### Work to complete
Gather every line below where "icon" appears.

____

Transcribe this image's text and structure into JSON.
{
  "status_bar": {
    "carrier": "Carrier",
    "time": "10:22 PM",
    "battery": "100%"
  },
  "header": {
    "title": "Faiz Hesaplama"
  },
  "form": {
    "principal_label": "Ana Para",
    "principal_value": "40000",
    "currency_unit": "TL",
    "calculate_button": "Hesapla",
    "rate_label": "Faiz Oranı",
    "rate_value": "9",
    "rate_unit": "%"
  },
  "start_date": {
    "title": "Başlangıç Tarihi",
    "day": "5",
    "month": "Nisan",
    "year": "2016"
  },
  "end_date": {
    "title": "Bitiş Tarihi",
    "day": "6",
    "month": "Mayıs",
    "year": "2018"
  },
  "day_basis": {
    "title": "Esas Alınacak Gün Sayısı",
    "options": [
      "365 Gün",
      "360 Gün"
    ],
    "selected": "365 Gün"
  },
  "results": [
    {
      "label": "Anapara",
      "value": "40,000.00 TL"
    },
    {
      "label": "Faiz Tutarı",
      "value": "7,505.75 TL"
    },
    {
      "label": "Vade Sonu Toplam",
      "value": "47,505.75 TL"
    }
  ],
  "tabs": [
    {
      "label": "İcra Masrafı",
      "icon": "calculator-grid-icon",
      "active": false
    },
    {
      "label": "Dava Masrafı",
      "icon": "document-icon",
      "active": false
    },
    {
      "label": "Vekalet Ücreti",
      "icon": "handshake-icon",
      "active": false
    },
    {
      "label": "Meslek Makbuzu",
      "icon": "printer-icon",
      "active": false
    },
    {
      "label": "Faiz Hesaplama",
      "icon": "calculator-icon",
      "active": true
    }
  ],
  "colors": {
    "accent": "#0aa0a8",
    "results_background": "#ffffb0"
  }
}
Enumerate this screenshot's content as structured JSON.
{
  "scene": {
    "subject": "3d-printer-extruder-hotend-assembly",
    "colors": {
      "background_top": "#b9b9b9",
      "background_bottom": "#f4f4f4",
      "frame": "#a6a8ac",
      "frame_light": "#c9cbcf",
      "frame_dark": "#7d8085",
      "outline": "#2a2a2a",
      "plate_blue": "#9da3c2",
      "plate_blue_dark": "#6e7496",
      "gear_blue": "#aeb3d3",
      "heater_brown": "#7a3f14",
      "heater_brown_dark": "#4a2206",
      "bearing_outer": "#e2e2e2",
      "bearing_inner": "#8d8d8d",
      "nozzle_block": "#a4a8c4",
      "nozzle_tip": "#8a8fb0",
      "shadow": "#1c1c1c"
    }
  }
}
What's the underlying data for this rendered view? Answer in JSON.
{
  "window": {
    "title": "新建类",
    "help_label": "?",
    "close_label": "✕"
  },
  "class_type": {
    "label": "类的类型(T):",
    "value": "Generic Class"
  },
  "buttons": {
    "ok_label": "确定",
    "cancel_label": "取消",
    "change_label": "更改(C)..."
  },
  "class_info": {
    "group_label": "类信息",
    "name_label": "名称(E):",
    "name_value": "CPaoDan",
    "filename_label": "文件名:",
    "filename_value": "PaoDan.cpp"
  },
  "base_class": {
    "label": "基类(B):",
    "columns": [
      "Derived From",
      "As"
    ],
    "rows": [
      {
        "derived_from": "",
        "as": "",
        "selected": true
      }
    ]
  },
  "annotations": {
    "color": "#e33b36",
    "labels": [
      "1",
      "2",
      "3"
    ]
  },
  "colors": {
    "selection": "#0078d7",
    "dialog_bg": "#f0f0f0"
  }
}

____

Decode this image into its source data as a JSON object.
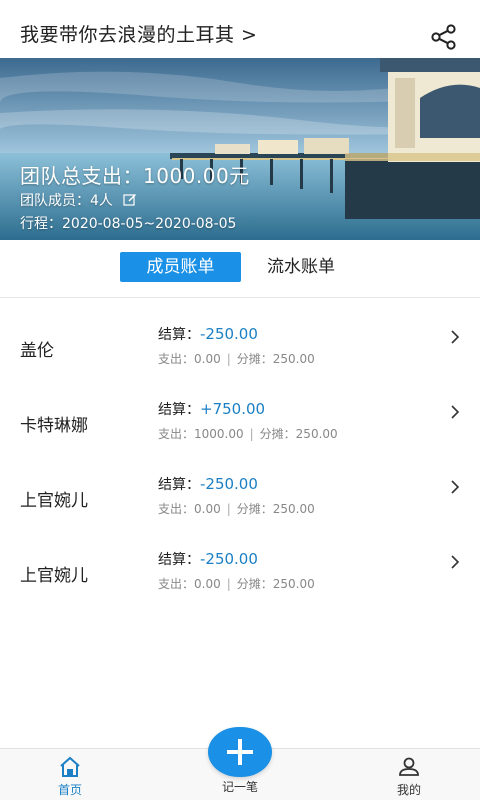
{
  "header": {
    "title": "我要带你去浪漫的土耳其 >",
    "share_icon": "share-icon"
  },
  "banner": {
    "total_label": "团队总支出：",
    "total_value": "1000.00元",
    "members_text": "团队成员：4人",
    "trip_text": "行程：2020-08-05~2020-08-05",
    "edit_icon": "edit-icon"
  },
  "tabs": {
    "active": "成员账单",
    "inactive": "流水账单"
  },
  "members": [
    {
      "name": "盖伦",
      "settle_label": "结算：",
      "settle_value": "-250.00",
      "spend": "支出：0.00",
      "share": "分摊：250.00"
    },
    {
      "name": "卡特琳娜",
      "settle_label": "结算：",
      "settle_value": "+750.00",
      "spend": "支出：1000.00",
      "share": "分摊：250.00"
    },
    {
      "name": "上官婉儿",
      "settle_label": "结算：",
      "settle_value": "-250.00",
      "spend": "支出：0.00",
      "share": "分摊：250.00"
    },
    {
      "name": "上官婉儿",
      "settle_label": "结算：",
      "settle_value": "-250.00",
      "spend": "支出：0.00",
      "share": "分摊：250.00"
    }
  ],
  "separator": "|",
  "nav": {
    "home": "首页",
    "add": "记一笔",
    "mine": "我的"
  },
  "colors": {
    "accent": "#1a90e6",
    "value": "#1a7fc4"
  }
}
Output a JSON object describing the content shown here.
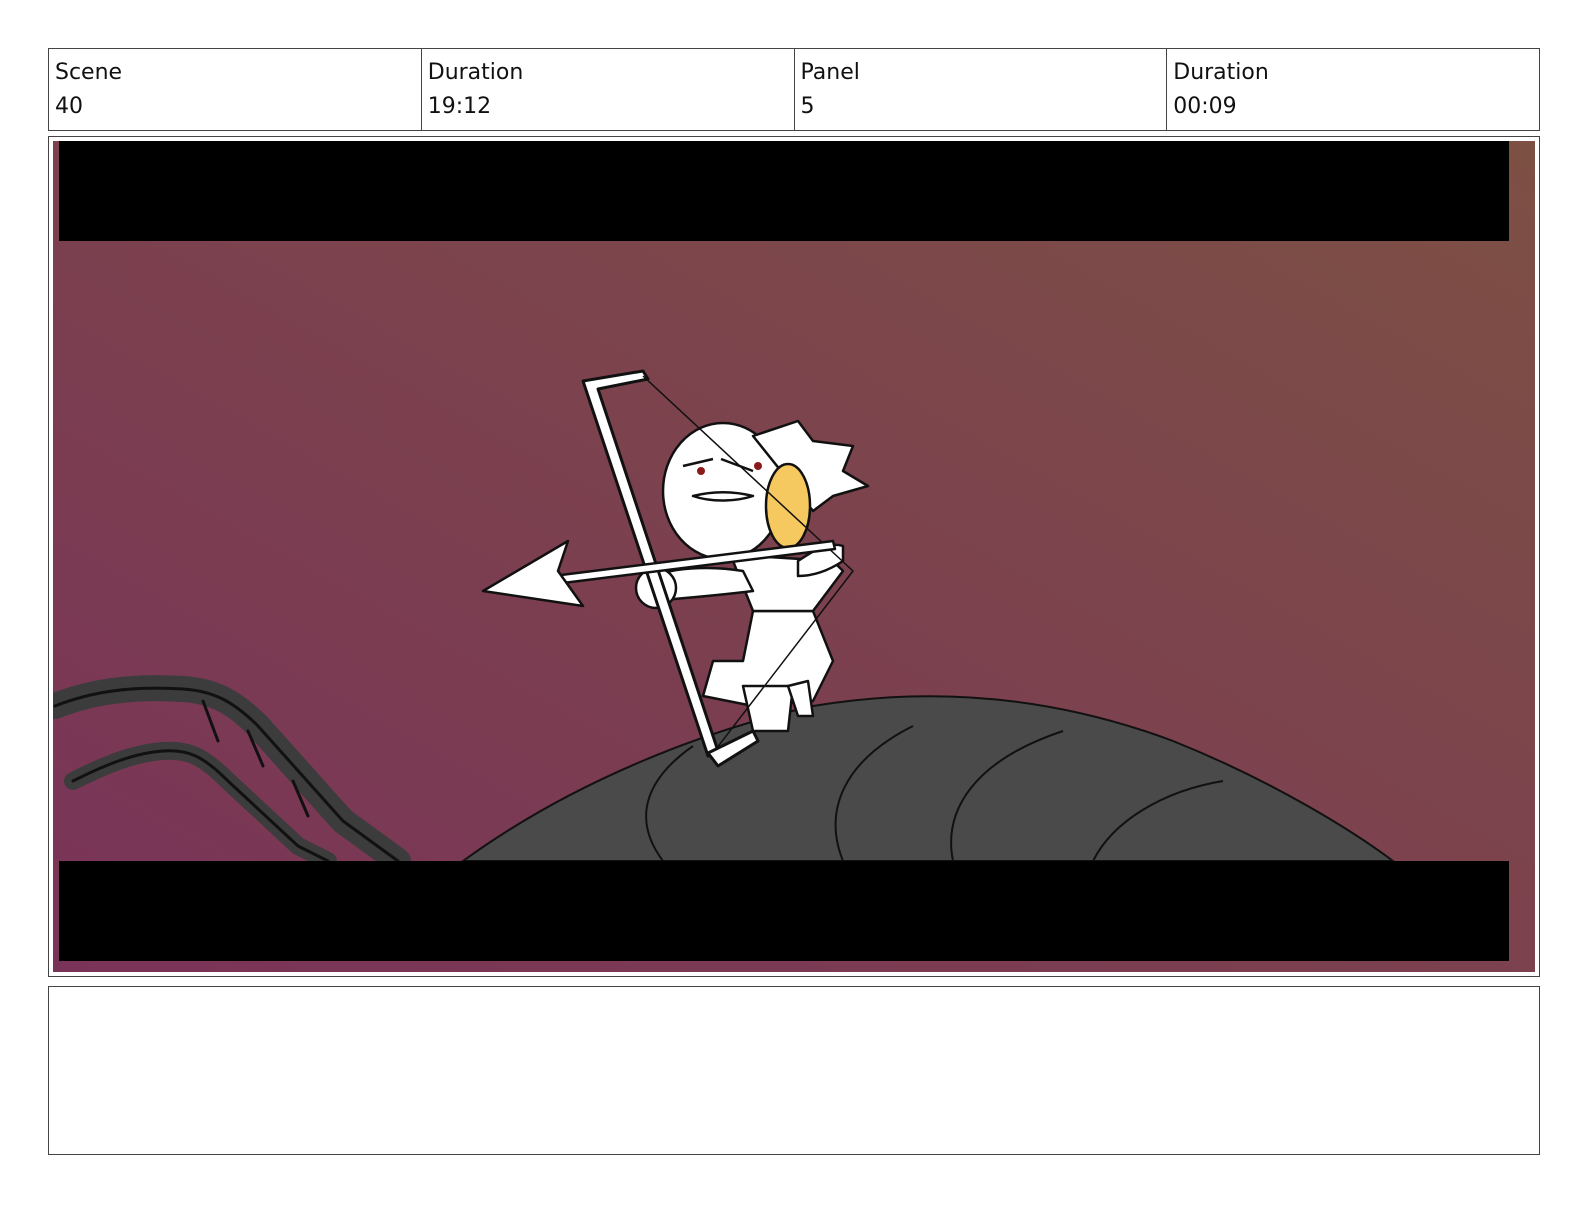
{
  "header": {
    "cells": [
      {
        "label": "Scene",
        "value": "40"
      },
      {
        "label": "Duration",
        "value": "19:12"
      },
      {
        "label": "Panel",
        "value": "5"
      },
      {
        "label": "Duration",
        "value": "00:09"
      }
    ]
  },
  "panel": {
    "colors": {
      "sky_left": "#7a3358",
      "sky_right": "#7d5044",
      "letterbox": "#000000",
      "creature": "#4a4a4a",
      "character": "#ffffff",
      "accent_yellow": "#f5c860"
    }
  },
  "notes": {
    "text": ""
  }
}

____

### Result of this task
      "icon": "calculator-grid-icon",
      "icon": "document-icon",
      "icon": "handshake-icon",
      "icon": "printer-icon",
      "icon": "calculator-icon",
    "share_icon": "share-icon"
    "edit_icon": "edit-icon"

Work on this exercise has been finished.